(Reuters) - Authorities in northwestern Oregon said on Sunday that a teenager arrested for producing what authorities called explosives for a Columbine-style attack on his high school had meticulously planned his foiled bombing.
“He was definitely following a detailed checklist,” said Captain Eric Carter of the Albany police department about the 17-year-old, Grant Acord. “It appears he had a systematic, well-documented plan, this was not just an errant note.”
Acord, a West Albany High School student, was arrested on Thursday night after police received a tip that he had produced a bomb and planned to detonate it at school.

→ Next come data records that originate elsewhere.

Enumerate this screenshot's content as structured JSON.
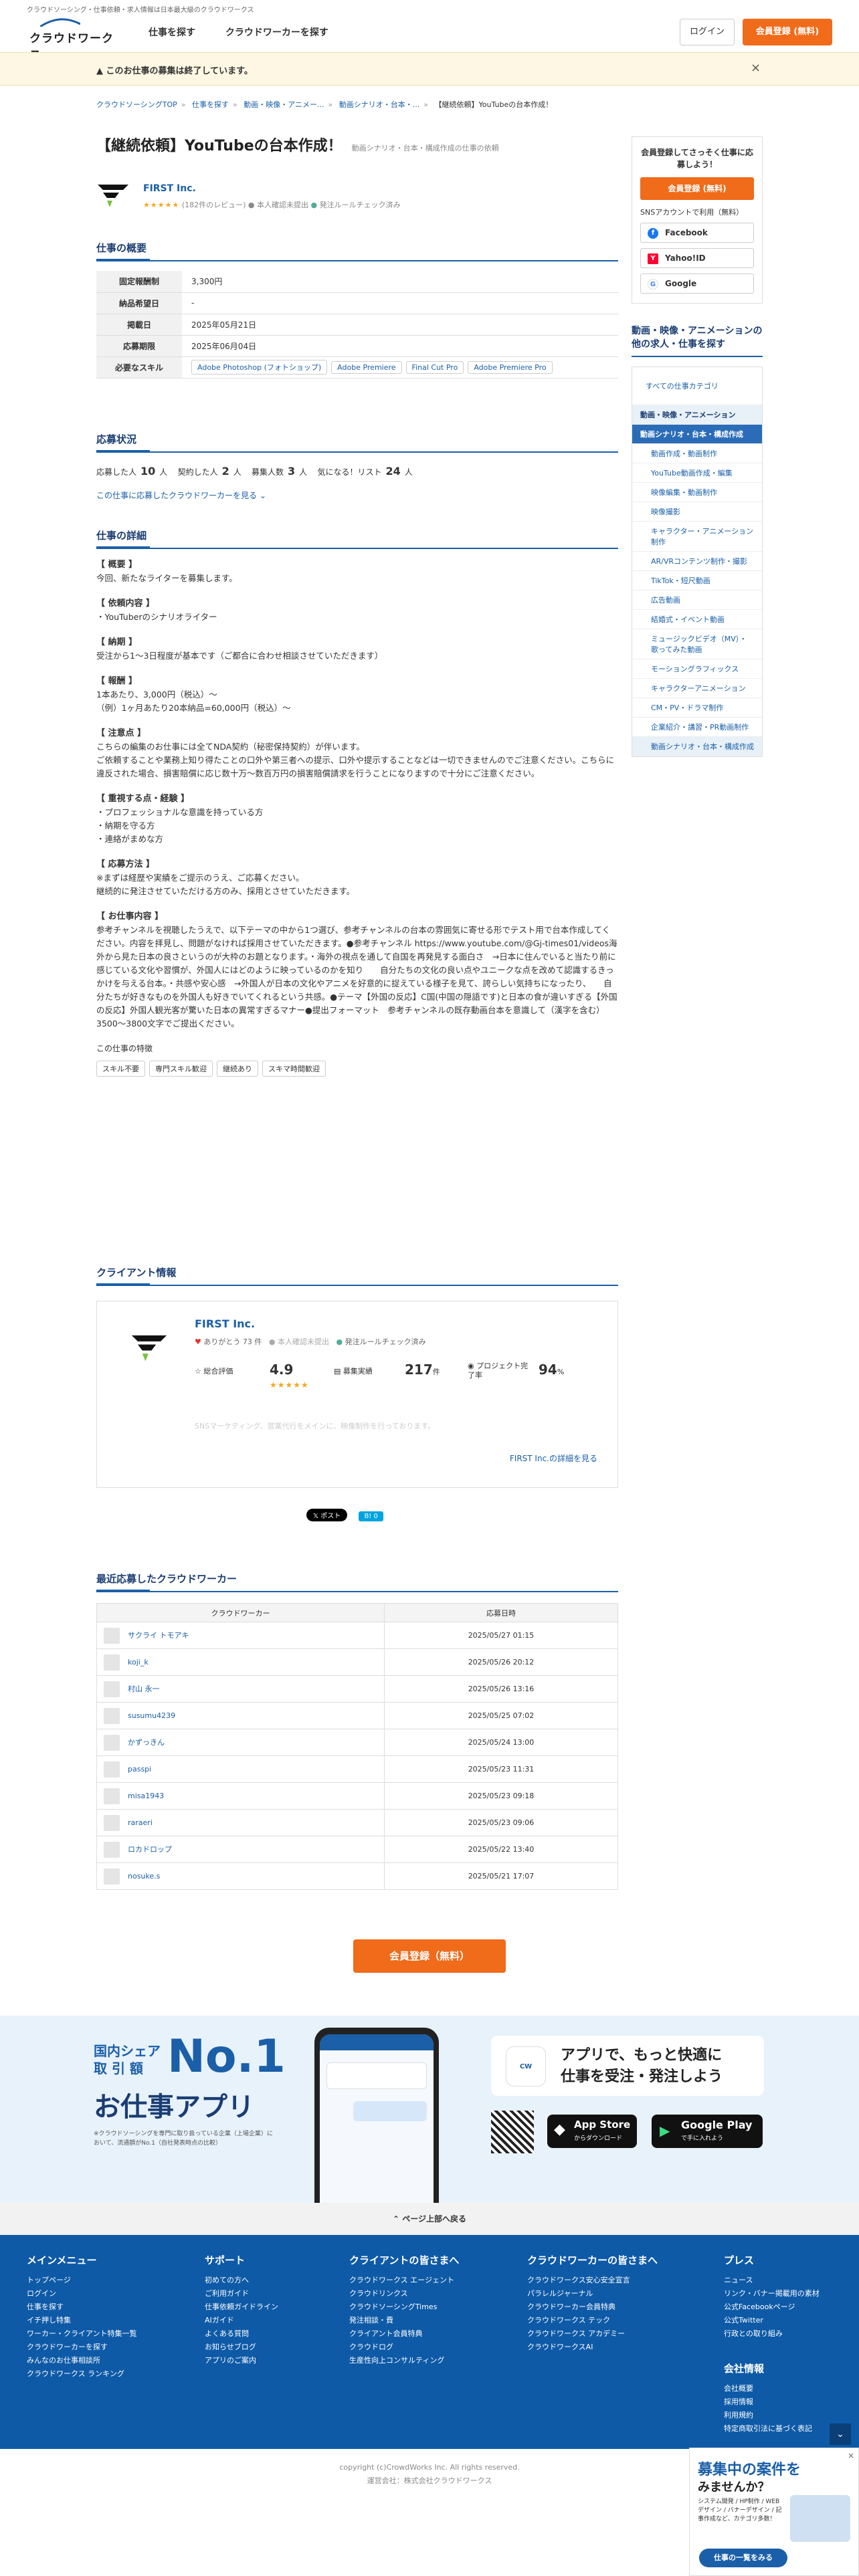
{
  "header": {
    "tagline": "クラウドソーシング・仕事依頼・求人情報は日本最大級のクラウドワークス",
    "logo_text": "クラウドワークス",
    "nav": [
      "仕事を探す",
      "クラウドワーカーを探す"
    ],
    "login": "ログイン",
    "register": "会員登録 (無料)"
  },
  "notice": {
    "text": "このお仕事の募集は終了しています。",
    "close": "×"
  },
  "breadcrumb": [
    "クラウドソーシングTOP",
    "仕事を探す",
    "動画・映像・アニメー...",
    "動画シナリオ・台本・...",
    "【継続依頼】YouTubeの台本作成！"
  ],
  "job": {
    "title": "【継続依頼】YouTubeの台本作成！",
    "category": "動画シナリオ・台本・構成作成の仕事の依頼",
    "client_name": "FIRST Inc.",
    "stars": "★★★★★",
    "reviews": "(182件のレビュー)",
    "identity": "本人確認未提出",
    "rule": "発注ルールチェック済み"
  },
  "overview": {
    "heading": "仕事の概要",
    "rows": [
      {
        "k": "固定報酬制",
        "v": "3,300円"
      },
      {
        "k": "納品希望日",
        "v": "-"
      },
      {
        "k": "掲載日",
        "v": "2025年05月21日"
      },
      {
        "k": "応募期限",
        "v": "2025年06月04日"
      }
    ],
    "skills_label": "必要なスキル",
    "skills": [
      "Adobe Photoshop (フォトショップ)",
      "Adobe Premiere",
      "Final Cut Pro",
      "Adobe Premiere Pro"
    ]
  },
  "status": {
    "heading": "応募状況",
    "applicants_label": "応募した人",
    "applicants": "10",
    "contracted_label": "契約した人",
    "contracted": "2",
    "recruit_label": "募集人数",
    "recruit": "3",
    "watch_label": "気になる！リスト",
    "watch": "24",
    "unit": "人",
    "link": "この仕事に応募したクラウドワーカーを見る"
  },
  "detail": {
    "heading": "仕事の詳細",
    "blocks": [
      {
        "h": "【 概要 】",
        "b": "今回、新たなライターを募集します。"
      },
      {
        "h": "【 依頼内容 】",
        "b": "・YouTuberのシナリオライター"
      },
      {
        "h": "【 納期 】",
        "b": "受注から1〜3日程度が基本です（ご都合に合わせ相談させていただきます）"
      },
      {
        "h": "【 報酬 】",
        "b": "1本あたり、3,000円（税込）〜\n（例）1ヶ月あたり20本納品=60,000円（税込）〜"
      },
      {
        "h": "【 注意点 】",
        "b": "こちらの編集のお仕事には全てNDA契約（秘密保持契約）が伴います。\nご依頼することや業務上知り得たことの口外や第三者への提示、口外や提示することなどは一切できませんのでご注意ください。こちらに違反された場合、損害賠償に応じ数十万〜数百万円の損害賠償請求を行うことになりますので十分にご注意ください。"
      },
      {
        "h": "【 重視する点・経験 】",
        "b": "・プロフェッショナルな意識を持っている方\n・納期を守る方\n・連絡がまめな方"
      },
      {
        "h": "【 応募方法 】",
        "b": "※まずは経歴や実績をご提示のうえ、ご応募ください。\n継続的に発注させていただける方のみ、採用とさせていただきます。"
      },
      {
        "h": "【 お仕事内容 】",
        "b": "参考チャンネルを視聴したうえで、以下テーマの中から1つ選び、参考チャンネルの台本の雰囲気に寄せる形でテスト用で台本作成してください。内容を拝見し、問題がなければ採用させていただきます。●参考チャンネル https://www.youtube.com/@Gj-times01/videos海外から見た日本の良さというのが大枠のお題となります。・海外の視点を通して自国を再発見する面白さ　→日本に住んでいると当たり前に感じている文化や習慣が、外国人にはどのように映っているのかを知り　　自分たちの文化の良い点やユニークな点を改めて認識するきっかけを与える台本。・共感や安心感　→外国人が日本の文化やアニメを好意的に捉えている様子を見て、誇らしい気持ちになったり、　　自分たちが好きなものを外国人も好きでいてくれるという共感。●テーマ【外国の反応】C国(中国の隠語です)と日本の食が違いすぎる【外国の反応】外国人観光客が驚いた日本の異常すぎるマナー●提出フォーマット　参考チャンネルの既存動画台本を意識して（漢字を含む）3500〜3800文字でご提出ください。"
      }
    ],
    "features_label": "この仕事の特徴",
    "features": [
      "スキル不要",
      "専門スキル歓迎",
      "継続あり",
      "スキマ時間歓迎"
    ]
  },
  "client_info": {
    "heading": "クライアント情報",
    "name": "FIRST Inc.",
    "thanks": "ありがとう 73 件",
    "identity": "本人確認未提出",
    "rule": "発注ルールチェック済み",
    "rating_label": "総合評価",
    "rating": "4.9",
    "stars": "★★★★★",
    "orders_label": "募集実績",
    "orders": "217",
    "orders_unit": "件",
    "complete_label": "プロジェクト完了率",
    "complete": "94",
    "complete_unit": "%",
    "desc": "SNSマーケティング、営業代行をメインに、映像制作を行っております。",
    "more": "FIRST Inc.の詳細を見る"
  },
  "share": {
    "x": "𝕏 ポスト",
    "hatena": "B! 0"
  },
  "applicants": {
    "heading": "最近応募したクラウドワーカー",
    "col_worker": "クラウドワーカー",
    "col_date": "応募日時",
    "rows": [
      {
        "name": "サクライ トモアキ",
        "date": "2025/05/27 01:15"
      },
      {
        "name": "koji_k",
        "date": "2025/05/26 20:12"
      },
      {
        "name": "村山 永一",
        "date": "2025/05/26 13:16"
      },
      {
        "name": "susumu4239",
        "date": "2025/05/25 07:02"
      },
      {
        "name": "かずっきん",
        "date": "2025/05/24 13:00"
      },
      {
        "name": "passpi",
        "date": "2025/05/23 11:31"
      },
      {
        "name": "misa1943",
        "date": "2025/05/23 09:18"
      },
      {
        "name": "raraeri",
        "date": "2025/05/23 09:06"
      },
      {
        "name": "ロカドロップ",
        "date": "2025/05/22 13:40"
      },
      {
        "name": "nosuke.s",
        "date": "2025/05/21 17:07"
      }
    ]
  },
  "cta": "会員登録（無料）",
  "side": {
    "reg_text": "会員登録してさっそく仕事に応募しよう！",
    "reg_btn": "会員登録 (無料)",
    "sns_label": "SNSアカウントで利用（無料）",
    "facebook": "Facebook",
    "yahoo": "Yahoo!ID",
    "google": "Google",
    "cat_heading": "動画・映像・アニメーションの他の求人・仕事を探す",
    "all": "すべての仕事カテゴリ",
    "group": "動画・映像・アニメーション",
    "active": "動画シナリオ・台本・構成作成",
    "items": [
      "動画作成・動画制作",
      "YouTube動画作成・編集",
      "映像編集・動画制作",
      "映像撮影",
      "キャラクター・アニメーション制作",
      "AR/VRコンテンツ制作・撮影",
      "TikTok・短尺動画",
      "広告動画",
      "結婚式・イベント動画",
      "ミュージックビデオ（MV）・歌ってみた動画",
      "モーショングラフィックス",
      "キャラクターアニメーション",
      "CM・PV・ドラマ制作",
      "企業紹介・講習・PR動画制作"
    ],
    "current": "動画シナリオ・台本・構成作成"
  },
  "app": {
    "share1": "国内シェア",
    "share2": "取 引 額",
    "no1": "No.1",
    "title": "お仕事アプリ",
    "note": "※クラウドソーシングを専門に取り扱っている企業（上場企業）において、流通額がNo.1（自社発表時点の比較）",
    "catch1": "アプリで、もっと快適に",
    "catch2": "仕事を受注・発注しよう",
    "appstore_small": "App Storeから",
    "appstore": "App Store",
    "appstore_sub": "からダウンロード",
    "gplay_small": "GET IT ON",
    "gplay": "Google Play",
    "gplay_sub": "で手に入れよう"
  },
  "pagetop": "ページ上部へ戻る",
  "footer": {
    "cols": [
      {
        "h": "メインメニュー",
        "items": [
          "トップページ",
          "ログイン",
          "仕事を探す",
          "イチ押し特集",
          "ワーカー・クライアント特集一覧",
          "クラウドワーカーを探す",
          "みんなのお仕事相談所",
          "クラウドワークス ランキング"
        ]
      },
      {
        "h": "サポート",
        "items": [
          "初めての方へ",
          "ご利用ガイド",
          "仕事依頼ガイドライン",
          "AIガイド",
          "よくある質問",
          "お知らせブログ",
          "アプリのご案内"
        ]
      },
      {
        "h": "クライアントの皆さまへ",
        "items": [
          "クラウドワークス エージェント",
          "クラウドリンクス",
          "クラウドソーシングTimes",
          "発注相談・費",
          "クライアント会員特典",
          "クラウドログ",
          "生産性向上コンサルティング"
        ]
      },
      {
        "h": "クラウドワーカーの皆さまへ",
        "items": [
          "クラウドワークス安心安全宣言",
          "パラレルジャーナル",
          "クラウドワーカー会員特典",
          "クラウドワークス テック",
          "クラウドワークス アカデミー",
          "クラウドワークスAI"
        ]
      },
      {
        "h": "プレス",
        "items": [
          "ニュース",
          "リンク・バナー掲載用の素材",
          "公式Facebookページ",
          "公式Twitter",
          "行政との取り組み"
        ]
      }
    ],
    "company_h": "会社情報",
    "company": [
      "会社概要",
      "採用情報",
      "利用規約",
      "特定商取引法に基づく表記"
    ],
    "copyright": "copyright (c)CrowdWorks Inc. All rights reserved.",
    "operator": "運営会社：株式会社クラウドワークス"
  },
  "float_banner": {
    "t1": "募集中の案件を",
    "t2": "みませんか？",
    "t3": "システム開発 / HP制作 / WEBデザイン / バナーデザイン / 記事作成など、カテゴリ多数！",
    "btn": "仕事の一覧をみる"
  },
  "colors": {
    "accent": "#f06b1a",
    "brand": "#1a5fa8",
    "footer": "#0e5aa7"
  }
}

Carter said Acord was arrested at his mother’s home in north Albany on Thursday evening without incident.
During a search of the residence, police officers found six home-made bombs, including pipe bombs, Molotov cocktails and napalm bombs under the floorboards in the suspect’s bedroom.
Carter also said the police discovered diagrams of Acord’s school, which “led us toward the conclusion that he was planning a Columbine-style attack” a reference to the 1999 Columbine High School massacre in Colorado where two teenagers shot a teacher and 12 other students to death before committing suicide.
“That claim will be demonstrated in the evidence we will provide,” said Benton County district attorney John Haroldson, whose office has jurisdiction over Acord’s case. “The suspect was working based on a very methodical process.”
“This was not driven by emotion, this was driven by a mission.”
Police conducted two searches of West Albany High School on Thursday evening and on Friday, the latter a more extensive inspection using a canine bomb detection unit from the Oregon State.
Authorities said a detailed affidavit listing the evidence against Acord would be released on Tuesday. Under Oregon law, as Acord likely faces charges of attempted murder, if the case goes to court he would be tried as an adult.
Acord could not be reached for an immediate comment on Sunday.
Albany, Oregon, is about 70 miles southwest of Portland.
Reporting By Nick Carey; Editing by Scott Malone, Maureen Bavdek and Nick Zieminski